Data provided:
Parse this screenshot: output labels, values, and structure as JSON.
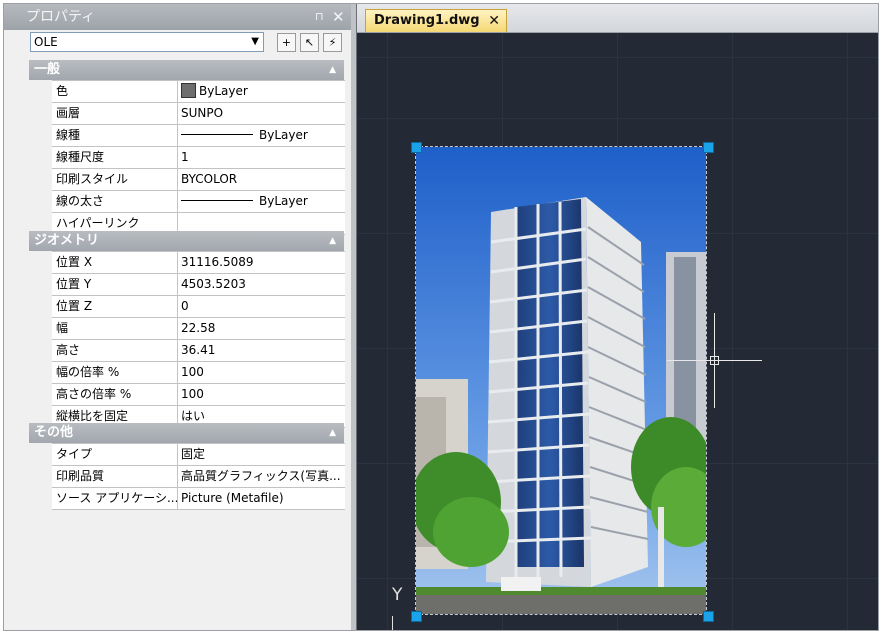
{
  "palette": {
    "title": "プロパティ",
    "pin_icon": "⊓",
    "close_icon": "✕",
    "selector": {
      "value": "OLE"
    },
    "toolbar": [
      {
        "icon": "toggle-pickadd-icon",
        "glyph": "+"
      },
      {
        "icon": "select-objects-icon",
        "glyph": "↖"
      },
      {
        "icon": "quick-select-icon",
        "glyph": "⚡"
      }
    ],
    "sections": [
      {
        "title": "一般",
        "rows": [
          {
            "label": "色",
            "value": "ByLayer",
            "swatch": true
          },
          {
            "label": "画層",
            "value": "SUNPO"
          },
          {
            "label": "線種",
            "value": "ByLayer",
            "line": true
          },
          {
            "label": "線種尺度",
            "value": "1"
          },
          {
            "label": "印刷スタイル",
            "value": "BYCOLOR"
          },
          {
            "label": "線の太さ",
            "value": "ByLayer",
            "line": true
          },
          {
            "label": "ハイパーリンク",
            "value": ""
          }
        ]
      },
      {
        "title": "ジオメトリ",
        "rows": [
          {
            "label": "位置 X",
            "value": "31116.5089"
          },
          {
            "label": "位置 Y",
            "value": "4503.5203"
          },
          {
            "label": "位置 Z",
            "value": "0"
          },
          {
            "label": "幅",
            "value": "22.58"
          },
          {
            "label": "高さ",
            "value": "36.41"
          },
          {
            "label": "幅の倍率 %",
            "value": "100"
          },
          {
            "label": "高さの倍率 %",
            "value": "100"
          },
          {
            "label": "縦横比を固定",
            "value": "はい"
          }
        ]
      },
      {
        "title": "その他",
        "rows": [
          {
            "label": "タイプ",
            "value": "固定"
          },
          {
            "label": "印刷品質",
            "value": "高品質グラフィックス(写真..."
          },
          {
            "label": "ソース アプリケーシ...",
            "value": "Picture (Metafile)"
          }
        ]
      }
    ],
    "collapse_glyph": "▲"
  },
  "document": {
    "tab_label": "Drawing1.dwg",
    "tab_close": "✕",
    "ucs_label": "Y"
  },
  "colors": {
    "canvas": "#232a36",
    "grip": "#1aa3e8",
    "tab_active": "#f5d873",
    "section_header": "#a2a7ad"
  }
}
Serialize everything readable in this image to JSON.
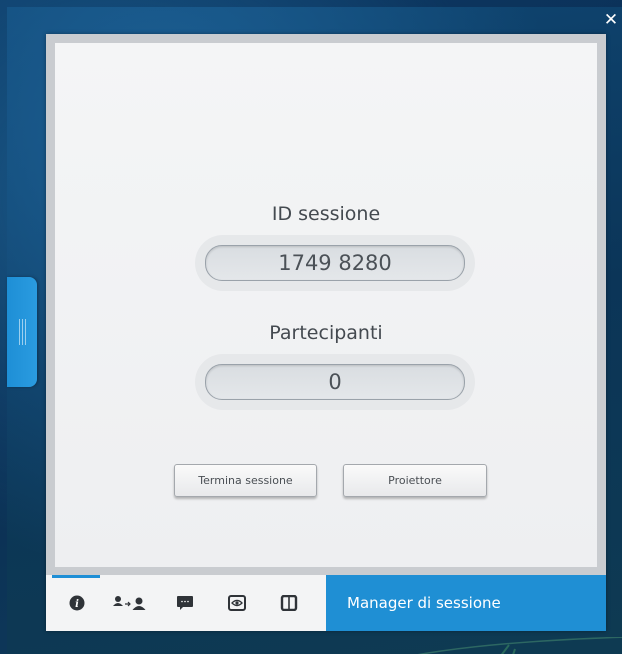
{
  "close_icon": "close-icon",
  "session": {
    "id_label": "ID sessione",
    "id_value": "1749 8280",
    "participants_label": "Partecipanti",
    "participants_value": "0"
  },
  "buttons": {
    "end_session": "Termina sessione",
    "projector": "Proiettore"
  },
  "bottom_bar": {
    "tabs": [
      {
        "icon": "info-icon",
        "active": true
      },
      {
        "icon": "participants-icon",
        "active": false
      },
      {
        "icon": "chat-icon",
        "active": false
      },
      {
        "icon": "eye-icon",
        "active": false
      },
      {
        "icon": "pause-icon",
        "active": false
      }
    ],
    "title": "Manager di sessione"
  },
  "colors": {
    "accent": "#1f8fd4",
    "panel_bg": "#f1f2f4",
    "text": "#444a50"
  }
}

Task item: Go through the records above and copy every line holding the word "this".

Exercise result:
Parse this screenshot: output labels, values, and structure as JSON.
Serialize everything readable in this image to JSON.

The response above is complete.